The country’s most active terrorist group, Mujahideen Indonesia Timor (MIT), has also pledged allegiance to ISIL. Santoso (aka Abu Mus’ab al-Zarqawi al-Indonesi), a former field commander in JAT, leads the group. It acts as an umbrella movement for militants based in the simmering conflict zones of Poso, Palu and Bima and has been linked to numerous attacks on the police.
Despite an intense crackdown on its activities, MIT continues to threaten domestic security and, according to intelligence officials, has a high potential to commit terrorist acts and accept fighters from the international Islamist network into its membership. The group has also allegedly sought out individuals proficient in information technology who have reportedly been highly active in urging Indonesians to wage a domestic jihad via videos disseminated over the internet.
Apart from FAKSI, FPDI, JAT and MIT, at least two organisations have been identified as local branches of ISIL in Indonesia. One is Anshar ul Khilafah, which was discovered in August 2014 and had apparently been operational for at least a month using a village mosque in Sempu, Malang, as its headquarters.
The group’s influence has reportedly spread to several areas of Central Java, particularly Solo, where local media sources say growing numbers of Muslims are using it as a vehicle for pledging loyalty to ISIL. The other is the somewhat amorphously named Tasikmalaya Group. Ustaz Dani and Amin Mude are believed to be the chief coordinators of the cell, which is thought to have established a dedicated committee to oversee the selection, training and travel of Indonesians wishing to fight for ISIL in Iraq and Syria.
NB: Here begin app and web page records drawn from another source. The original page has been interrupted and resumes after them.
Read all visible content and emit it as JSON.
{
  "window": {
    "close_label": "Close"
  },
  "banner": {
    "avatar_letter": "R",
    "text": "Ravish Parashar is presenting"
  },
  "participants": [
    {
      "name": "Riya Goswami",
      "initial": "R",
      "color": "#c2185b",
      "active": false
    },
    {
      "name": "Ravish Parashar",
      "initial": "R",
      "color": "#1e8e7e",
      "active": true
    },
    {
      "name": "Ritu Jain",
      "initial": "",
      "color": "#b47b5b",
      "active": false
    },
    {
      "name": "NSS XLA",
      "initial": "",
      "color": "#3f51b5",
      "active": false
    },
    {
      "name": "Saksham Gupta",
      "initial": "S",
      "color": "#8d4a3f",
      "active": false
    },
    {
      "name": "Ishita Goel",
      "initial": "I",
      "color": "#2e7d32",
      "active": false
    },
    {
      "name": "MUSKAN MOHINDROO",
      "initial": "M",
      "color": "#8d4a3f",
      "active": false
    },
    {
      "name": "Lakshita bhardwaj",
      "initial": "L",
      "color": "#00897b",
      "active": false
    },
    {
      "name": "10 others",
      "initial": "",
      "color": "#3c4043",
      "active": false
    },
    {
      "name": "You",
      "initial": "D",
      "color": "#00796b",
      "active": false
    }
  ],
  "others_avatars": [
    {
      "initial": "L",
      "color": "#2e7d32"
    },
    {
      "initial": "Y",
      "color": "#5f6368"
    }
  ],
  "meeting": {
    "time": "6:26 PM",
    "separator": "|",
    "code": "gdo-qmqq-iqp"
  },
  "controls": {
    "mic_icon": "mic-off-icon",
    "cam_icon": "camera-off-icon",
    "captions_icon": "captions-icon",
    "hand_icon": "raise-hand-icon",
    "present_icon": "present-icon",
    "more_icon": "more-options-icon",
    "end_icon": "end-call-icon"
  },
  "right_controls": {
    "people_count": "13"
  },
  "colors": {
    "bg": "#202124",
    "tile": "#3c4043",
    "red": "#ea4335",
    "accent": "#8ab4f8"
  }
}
Overall, more than 2,000 Indonesians are thought to have declared support for ISIL. While many of those individuals will probably neither seek to go to Syria or Iraq nor propagate violence, the figure is indicative of the residual appeal that the idea of a caliphate can have in a devout public.